> _Directions_
Using the data below, copy every line that contains the word "Absence".

* * *

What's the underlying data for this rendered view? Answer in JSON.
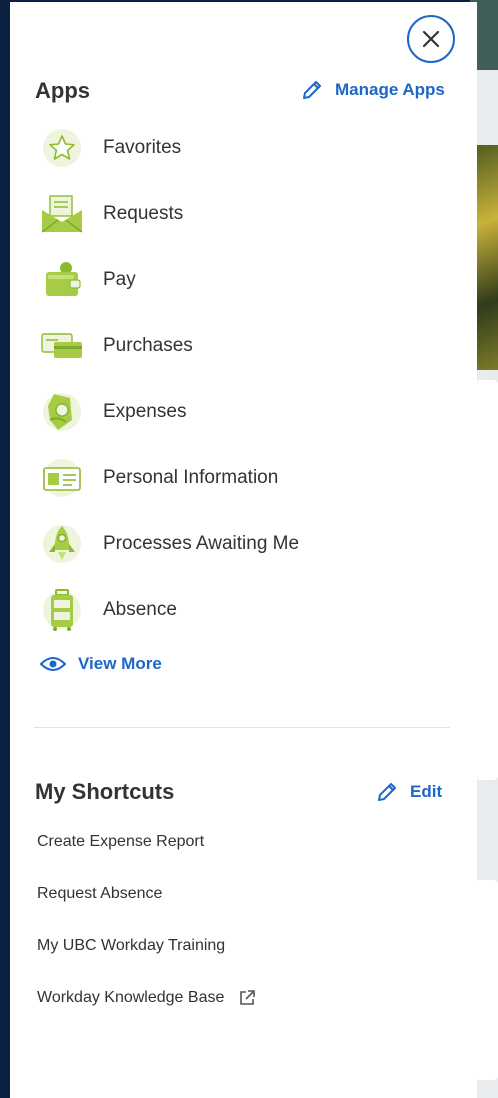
{
  "colors": {
    "accent": "#1e66c8",
    "icon_green": "#8dbb2e",
    "icon_bg": "#eef5dc",
    "text": "#333333"
  },
  "apps": {
    "title": "Apps",
    "manage_label": "Manage Apps",
    "items": [
      {
        "label": "Favorites",
        "icon": "star-icon"
      },
      {
        "label": "Requests",
        "icon": "envelope-icon"
      },
      {
        "label": "Pay",
        "icon": "wallet-icon"
      },
      {
        "label": "Purchases",
        "icon": "credit-cards-icon"
      },
      {
        "label": "Expenses",
        "icon": "money-hand-icon"
      },
      {
        "label": "Personal Information",
        "icon": "id-card-icon"
      },
      {
        "label": "Processes Awaiting Me",
        "icon": "rocket-icon"
      },
      {
        "label": "Absence",
        "icon": "suitcase-icon"
      }
    ],
    "view_more_label": "View More"
  },
  "shortcuts": {
    "title": "My Shortcuts",
    "edit_label": "Edit",
    "items": [
      {
        "label": "Create Expense Report"
      },
      {
        "label": "Request Absence"
      },
      {
        "label": "My UBC Workday Training"
      },
      {
        "label": "Workday Knowledge Base",
        "external": true
      }
    ]
  }
}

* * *

> _Answer section_
        "label": "Absence",
        "label": "Request Absence"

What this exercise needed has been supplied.